#### Work instructions:
Write every line below out again, exactly as given, but leave out the pictures.

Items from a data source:

★ ★ ★ ★ ★ ★ ★

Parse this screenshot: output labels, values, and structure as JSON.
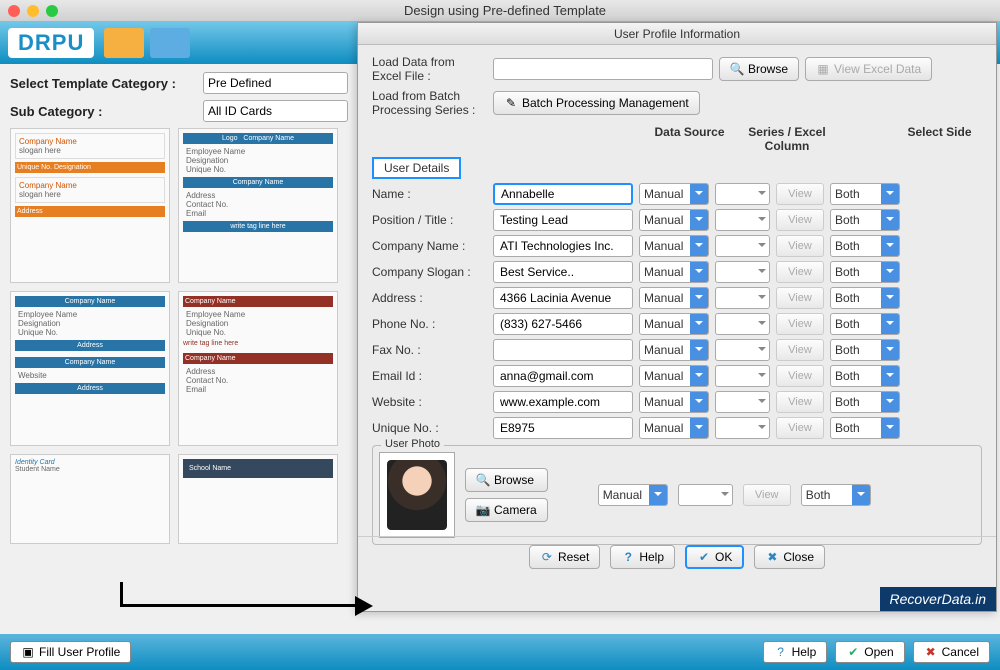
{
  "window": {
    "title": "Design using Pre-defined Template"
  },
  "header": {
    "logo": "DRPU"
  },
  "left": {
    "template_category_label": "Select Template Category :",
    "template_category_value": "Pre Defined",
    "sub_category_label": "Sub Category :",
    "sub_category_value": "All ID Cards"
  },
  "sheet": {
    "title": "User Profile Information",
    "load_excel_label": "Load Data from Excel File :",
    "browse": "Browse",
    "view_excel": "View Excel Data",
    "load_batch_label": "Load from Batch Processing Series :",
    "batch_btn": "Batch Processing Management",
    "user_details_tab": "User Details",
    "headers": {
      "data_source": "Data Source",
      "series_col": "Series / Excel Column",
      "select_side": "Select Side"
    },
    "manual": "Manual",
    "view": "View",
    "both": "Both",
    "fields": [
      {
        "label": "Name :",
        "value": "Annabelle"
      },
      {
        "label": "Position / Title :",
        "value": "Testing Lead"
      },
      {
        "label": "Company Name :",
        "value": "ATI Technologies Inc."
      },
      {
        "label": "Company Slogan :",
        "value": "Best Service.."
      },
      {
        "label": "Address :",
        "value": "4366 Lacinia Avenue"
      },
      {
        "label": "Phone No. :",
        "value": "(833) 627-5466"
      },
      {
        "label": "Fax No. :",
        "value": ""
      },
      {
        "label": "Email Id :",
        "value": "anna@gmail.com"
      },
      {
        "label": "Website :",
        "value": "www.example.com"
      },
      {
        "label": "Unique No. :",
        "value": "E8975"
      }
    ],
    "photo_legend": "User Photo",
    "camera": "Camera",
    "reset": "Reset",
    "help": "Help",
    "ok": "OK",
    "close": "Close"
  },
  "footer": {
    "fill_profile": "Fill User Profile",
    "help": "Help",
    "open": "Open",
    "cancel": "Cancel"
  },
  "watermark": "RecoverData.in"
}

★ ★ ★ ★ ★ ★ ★

#### The completed task:
Parse this screenshot: output labels, values, and structure as JSON.
{
  "window": {
    "title": "Design using Pre-defined Template"
  },
  "header": {
    "logo": "DRPU"
  },
  "left": {
    "template_category_label": "Select Template Category :",
    "template_category_value": "Pre Defined",
    "sub_category_label": "Sub Category :",
    "sub_category_value": "All ID Cards"
  },
  "sheet": {
    "title": "User Profile Information",
    "load_excel_label": "Load Data from Excel File :",
    "browse": "Browse",
    "view_excel": "View Excel Data",
    "load_batch_label": "Load from Batch Processing Series :",
    "batch_btn": "Batch Processing Management",
    "user_details_tab": "User Details",
    "headers": {
      "data_source": "Data Source",
      "series_col": "Series / Excel Column",
      "select_side": "Select Side"
    },
    "manual": "Manual",
    "view": "View",
    "both": "Both",
    "fields": [
      {
        "label": "Name :",
        "value": "Annabelle"
      },
      {
        "label": "Position / Title :",
        "value": "Testing Lead"
      },
      {
        "label": "Company Name :",
        "value": "ATI Technologies Inc."
      },
      {
        "label": "Company Slogan :",
        "value": "Best Service.."
      },
      {
        "label": "Address :",
        "value": "4366 Lacinia Avenue"
      },
      {
        "label": "Phone No. :",
        "value": "(833) 627-5466"
      },
      {
        "label": "Fax No. :",
        "value": ""
      },
      {
        "label": "Email Id :",
        "value": "anna@gmail.com"
      },
      {
        "label": "Website :",
        "value": "www.example.com"
      },
      {
        "label": "Unique No. :",
        "value": "E8975"
      }
    ],
    "photo_legend": "User Photo",
    "camera": "Camera",
    "reset": "Reset",
    "help": "Help",
    "ok": "OK",
    "close": "Close"
  },
  "footer": {
    "fill_profile": "Fill User Profile",
    "help": "Help",
    "open": "Open",
    "cancel": "Cancel"
  },
  "watermark": "RecoverData.in"
}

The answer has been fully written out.